Do stock photography sites give an accurate representation of the people you are wanting to serve from your site?

Think about “this is what a [trans person] looks like”.

Make products usable simple and relevant for everyone to use.

How is “female-friendly” different to “friendly”?

Make the site less like a job interface, and more like a recreational site.

Making products “man-size” is excluding people. Saying “you should not be buying this”.

Some people can identify as multiple ethnicities.

Don’t capture things unless you definitely need them.

Also for gender. Some people are proud to say that they are transgender. So male/fenale/”prefer not to say” are not sufficient.

Dave Letorey @dletorey

Head of Change at Squids

Different types of empathy:

  • Social empathy - recognising what another person is feeling
  • Empathic concern - of a mother to her child
  • Cognitive empathy - put yourself in their place

These can be permanent, temporary or situational.

Read Dave’s blog post: accessibility isn’t just for screen readers.

Different types of colour blindness:

  • Dueteranooia 10%
  • Protonopia 1% of males
  • Tritanopoa 1 in 50000

A chargeable mouse is an impediment if you forget to charge it.

Website: no more craptions

People with dyslexia read words by their shape.
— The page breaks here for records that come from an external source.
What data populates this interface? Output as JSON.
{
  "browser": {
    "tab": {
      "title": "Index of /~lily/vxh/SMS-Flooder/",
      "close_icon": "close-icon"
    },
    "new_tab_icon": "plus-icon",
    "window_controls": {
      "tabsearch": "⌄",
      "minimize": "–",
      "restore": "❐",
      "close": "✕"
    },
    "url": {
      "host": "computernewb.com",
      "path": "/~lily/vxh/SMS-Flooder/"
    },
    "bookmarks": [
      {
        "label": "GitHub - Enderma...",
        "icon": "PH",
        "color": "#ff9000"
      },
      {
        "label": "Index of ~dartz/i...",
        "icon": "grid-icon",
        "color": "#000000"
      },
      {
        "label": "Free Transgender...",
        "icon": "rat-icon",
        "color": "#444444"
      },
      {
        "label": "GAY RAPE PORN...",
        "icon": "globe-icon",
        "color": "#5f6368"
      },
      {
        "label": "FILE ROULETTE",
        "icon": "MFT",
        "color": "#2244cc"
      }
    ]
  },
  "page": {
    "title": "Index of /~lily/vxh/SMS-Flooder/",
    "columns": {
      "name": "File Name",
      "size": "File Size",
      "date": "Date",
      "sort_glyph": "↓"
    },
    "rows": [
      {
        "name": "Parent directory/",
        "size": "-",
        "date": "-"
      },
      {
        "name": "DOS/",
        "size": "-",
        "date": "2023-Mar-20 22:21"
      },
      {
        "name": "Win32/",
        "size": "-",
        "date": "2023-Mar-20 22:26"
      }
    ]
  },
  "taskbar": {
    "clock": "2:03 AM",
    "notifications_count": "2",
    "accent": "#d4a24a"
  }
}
So all caps words put boxes everywhere and make the words harder to interpret.

Read Terence Eden post UI for drunk people.

On getmehome sites e.g. CityMapper, the “get me home” button gets bigger throughout the day.

Here are the links Dave mentioned in his talk.

Day 1 taught me a number of things:

  • that the way I perceive someone else initially may not be how they identify
  • that empathy is much easier when you put yourself in someone else’s shoes
  • that deficits come with superpowers
  • that Mothership Beer is very good
  • the making something better for those with disabilities can make it better for everyone
  • the positive attitude of those who contend with greater challenges than many of us is a reminder to focus on the things we can be grateful for